What needs to be done: In the listing below, how many lines carry the word "data"? Reply with only the number.

Exercise input:
= Beginning of Section =

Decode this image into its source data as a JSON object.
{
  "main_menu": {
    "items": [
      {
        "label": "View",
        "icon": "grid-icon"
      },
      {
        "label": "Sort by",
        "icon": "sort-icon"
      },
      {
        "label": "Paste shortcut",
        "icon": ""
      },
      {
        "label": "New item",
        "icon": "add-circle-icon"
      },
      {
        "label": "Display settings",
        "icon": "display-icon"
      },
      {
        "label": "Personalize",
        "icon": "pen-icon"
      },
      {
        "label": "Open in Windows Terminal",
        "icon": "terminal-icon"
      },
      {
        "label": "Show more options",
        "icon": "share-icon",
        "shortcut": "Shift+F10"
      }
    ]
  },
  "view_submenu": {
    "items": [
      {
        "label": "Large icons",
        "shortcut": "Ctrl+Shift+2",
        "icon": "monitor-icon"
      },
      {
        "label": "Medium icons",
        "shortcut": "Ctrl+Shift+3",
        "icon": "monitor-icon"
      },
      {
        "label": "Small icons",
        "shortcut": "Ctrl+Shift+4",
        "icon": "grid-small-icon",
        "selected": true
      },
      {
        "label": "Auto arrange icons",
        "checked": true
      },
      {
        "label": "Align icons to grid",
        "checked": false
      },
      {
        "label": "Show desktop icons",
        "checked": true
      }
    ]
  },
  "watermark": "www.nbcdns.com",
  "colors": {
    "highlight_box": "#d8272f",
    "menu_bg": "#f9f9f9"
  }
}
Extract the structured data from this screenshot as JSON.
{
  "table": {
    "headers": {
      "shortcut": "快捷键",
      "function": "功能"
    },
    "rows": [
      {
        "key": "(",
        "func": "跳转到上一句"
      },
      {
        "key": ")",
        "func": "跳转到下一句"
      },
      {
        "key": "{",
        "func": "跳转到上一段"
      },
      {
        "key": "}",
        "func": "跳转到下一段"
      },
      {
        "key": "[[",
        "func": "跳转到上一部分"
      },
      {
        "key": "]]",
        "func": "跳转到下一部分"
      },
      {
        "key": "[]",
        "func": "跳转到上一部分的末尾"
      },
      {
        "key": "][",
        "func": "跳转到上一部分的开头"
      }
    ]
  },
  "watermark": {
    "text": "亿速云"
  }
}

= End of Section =

Answer space: 2